Large-scale spatial distribution patterns of biodiversity and understanding the mechanisms that form these patterns are core questions for the fields of ecology and biogeography. The Yellow River basin is an important ecological barrier in China. Therefore, understanding the distribution patterns of plant and animal richness and what influences these patterns for is important for the ecological conservation and high-quality development of the Yellow River basin. Here, we used collected data for several variables (species spatial distribution, climate, environmental heterogeneity, and human activity) to explore the spatial distribution patterns of species richness and their main influencing factors for angiosperms and terrestrial vertebrates in the Yellow River basin. We found that the species richness for angiosperms and terrestrial vertebrates had similar distribution patterns at regional scale. Species richness was highest in the southern mountain region and lowest in the eastern alpine region and the northern arid region. Tree regression models showed that the canopy height range was the most important predictor for angiosperm species richness and net primary productivity range was the most important predictor for terrestrial vertebrate species richness. When the spatial autocorrelation was removed, environmental heterogeneity and climatic factors still had important and similar explanations for species richness at regional scale. The results indicate that species richness is determined by environmental heterogeneity and climate. Human activity was not a main influencing factor for species richness pattern. For future research, choosing more accurate environmental driving factors for different regions or selecting different types of environmental heterogeneity factors for analyses will help with understanding the causes of species diversity patterns more deeply.
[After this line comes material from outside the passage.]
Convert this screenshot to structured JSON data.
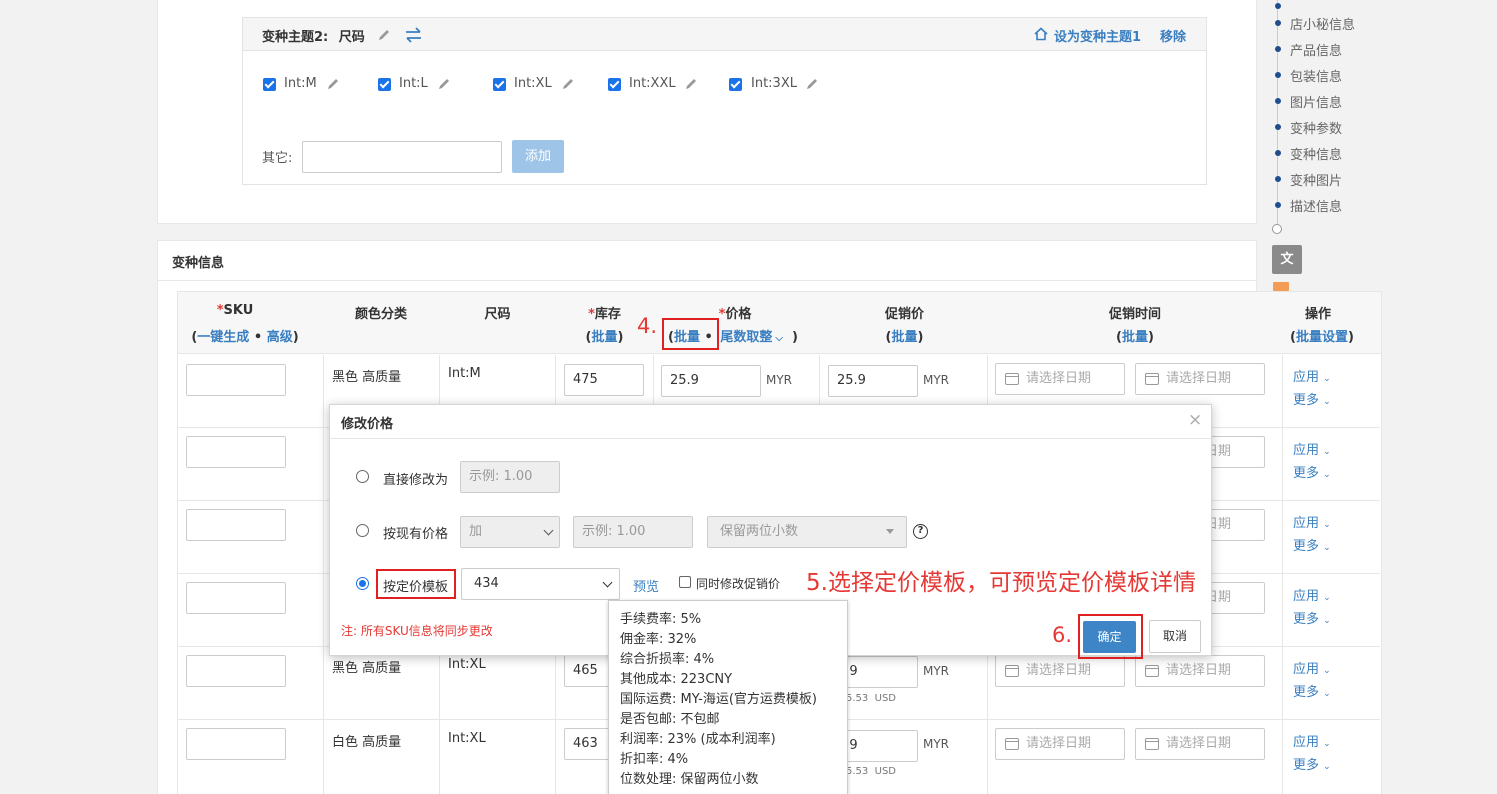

Key words: angiosperms, terrestrial vertebrates, spatial distribution patterns, climate, environmental heterogeneity, Yellow River basin